**Task prompt**
Everything in the entries below must be reproduced exactly, except the images.

**Data listing**
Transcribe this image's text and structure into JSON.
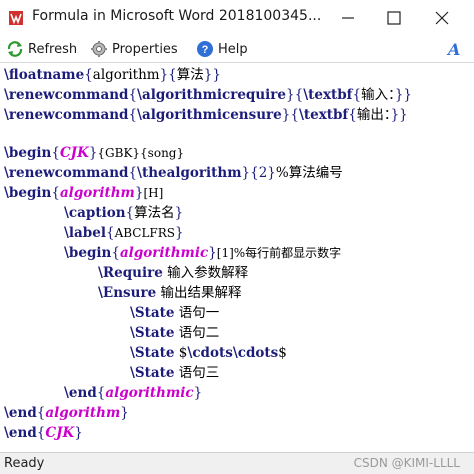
{
  "window": {
    "title": "Formula in Microsoft Word 2018100345..."
  },
  "toolbar": {
    "refresh_label": "Refresh",
    "properties_label": "Properties",
    "help_label": "Help",
    "italic_label": "A"
  },
  "code": {
    "l1": {
      "kw": "\\floatname",
      "b1": "{",
      "a1": "algorithm",
      "b2": "}{",
      "a2": "算法",
      "b3": "}}"
    },
    "l2": {
      "kw": "\\renewcommand",
      "b1": "{",
      "kw2": "\\algorithmicrequire",
      "b2": "}{",
      "kw3": "\\textbf",
      "b3": "{",
      "a1": "输入：",
      "b4": "}}"
    },
    "l3": {
      "kw": "\\renewcommand",
      "b1": "{",
      "kw2": "\\algorithmicensure",
      "b2": "}{",
      "kw3": "\\textbf",
      "b3": "{",
      "a1": "输出：",
      "b4": "}}"
    },
    "l4": {
      "kw": "\\begin",
      "b1": "{",
      "env": "CJK",
      "b2": "}",
      "a1": "{GBK}{song}"
    },
    "l5": {
      "kw": "\\renewcommand",
      "b1": "{",
      "kw2": "\\thealgorithm",
      "b2": "}{2}",
      "a1": "%算法编号"
    },
    "l6": {
      "kw": "\\begin",
      "b1": "{",
      "env": "algorithm",
      "b2": "}",
      "a1": "[H]"
    },
    "l7": {
      "kw": "\\caption",
      "b1": "{",
      "a1": "算法名",
      "b2": "}"
    },
    "l8": {
      "kw": "\\label",
      "b1": "{",
      "a1": "ABCLFRS",
      "b2": "}"
    },
    "l9": {
      "kw": "\\begin",
      "b1": "{",
      "env": "algorithmic",
      "b2": "}",
      "a1": "[1]%每行前都显示数字"
    },
    "l10": {
      "kw": "\\Require",
      "a1": " 输入参数解释"
    },
    "l11": {
      "kw": "\\Ensure",
      "a1": " 输出结果解释"
    },
    "l12": {
      "kw": "\\State",
      "a1": " 语句一"
    },
    "l13": {
      "kw": "\\State",
      "a1": " 语句二"
    },
    "l14": {
      "kw": "\\State",
      "a1": " $",
      "kw2": "\\cdots\\cdots",
      "a2": "$"
    },
    "l15": {
      "kw": "\\State",
      "a1": " 语句三"
    },
    "l16": {
      "kw": "\\end",
      "b1": "{",
      "env": "algorithmic",
      "b2": "}"
    },
    "l17": {
      "kw": "\\end",
      "b1": "{",
      "env": "algorithm",
      "b2": "}"
    },
    "l18": {
      "kw": "\\end",
      "b1": "{",
      "env": "CJK",
      "b2": "}"
    }
  },
  "status": {
    "text": "Ready",
    "watermark": "CSDN @KIMI-LLLL"
  },
  "colors": {
    "keyword": "#1c1c7a",
    "environment": "#cc00cc",
    "refresh_icon": "#2e9a2e",
    "help_icon": "#2f6fd6"
  }
}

**Solution**
Transcribe this image's text and structure into JSON.
{
  "window": {
    "title": "Formula in Microsoft Word 2018100345..."
  },
  "toolbar": {
    "refresh_label": "Refresh",
    "properties_label": "Properties",
    "help_label": "Help",
    "italic_label": "A"
  },
  "code": {
    "l1": {
      "kw": "\\floatname",
      "b1": "{",
      "a1": "algorithm",
      "b2": "}{",
      "a2": "算法",
      "b3": "}}"
    },
    "l2": {
      "kw": "\\renewcommand",
      "b1": "{",
      "kw2": "\\algorithmicrequire",
      "b2": "}{",
      "kw3": "\\textbf",
      "b3": "{",
      "a1": "输入：",
      "b4": "}}"
    },
    "l3": {
      "kw": "\\renewcommand",
      "b1": "{",
      "kw2": "\\algorithmicensure",
      "b2": "}{",
      "kw3": "\\textbf",
      "b3": "{",
      "a1": "输出：",
      "b4": "}}"
    },
    "l4": {
      "kw": "\\begin",
      "b1": "{",
      "env": "CJK",
      "b2": "}",
      "a1": "{GBK}{song}"
    },
    "l5": {
      "kw": "\\renewcommand",
      "b1": "{",
      "kw2": "\\thealgorithm",
      "b2": "}{2}",
      "a1": "%算法编号"
    },
    "l6": {
      "kw": "\\begin",
      "b1": "{",
      "env": "algorithm",
      "b2": "}",
      "a1": "[H]"
    },
    "l7": {
      "kw": "\\caption",
      "b1": "{",
      "a1": "算法名",
      "b2": "}"
    },
    "l8": {
      "kw": "\\label",
      "b1": "{",
      "a1": "ABCLFRS",
      "b2": "}"
    },
    "l9": {
      "kw": "\\begin",
      "b1": "{",
      "env": "algorithmic",
      "b2": "}",
      "a1": "[1]%每行前都显示数字"
    },
    "l10": {
      "kw": "\\Require",
      "a1": " 输入参数解释"
    },
    "l11": {
      "kw": "\\Ensure",
      "a1": " 输出结果解释"
    },
    "l12": {
      "kw": "\\State",
      "a1": " 语句一"
    },
    "l13": {
      "kw": "\\State",
      "a1": " 语句二"
    },
    "l14": {
      "kw": "\\State",
      "a1": " $",
      "kw2": "\\cdots\\cdots",
      "a2": "$"
    },
    "l15": {
      "kw": "\\State",
      "a1": " 语句三"
    },
    "l16": {
      "kw": "\\end",
      "b1": "{",
      "env": "algorithmic",
      "b2": "}"
    },
    "l17": {
      "kw": "\\end",
      "b1": "{",
      "env": "algorithm",
      "b2": "}"
    },
    "l18": {
      "kw": "\\end",
      "b1": "{",
      "env": "CJK",
      "b2": "}"
    }
  },
  "status": {
    "text": "Ready",
    "watermark": "CSDN @KIMI-LLLL"
  },
  "colors": {
    "keyword": "#1c1c7a",
    "environment": "#cc00cc",
    "refresh_icon": "#2e9a2e",
    "help_icon": "#2f6fd6"
  }
}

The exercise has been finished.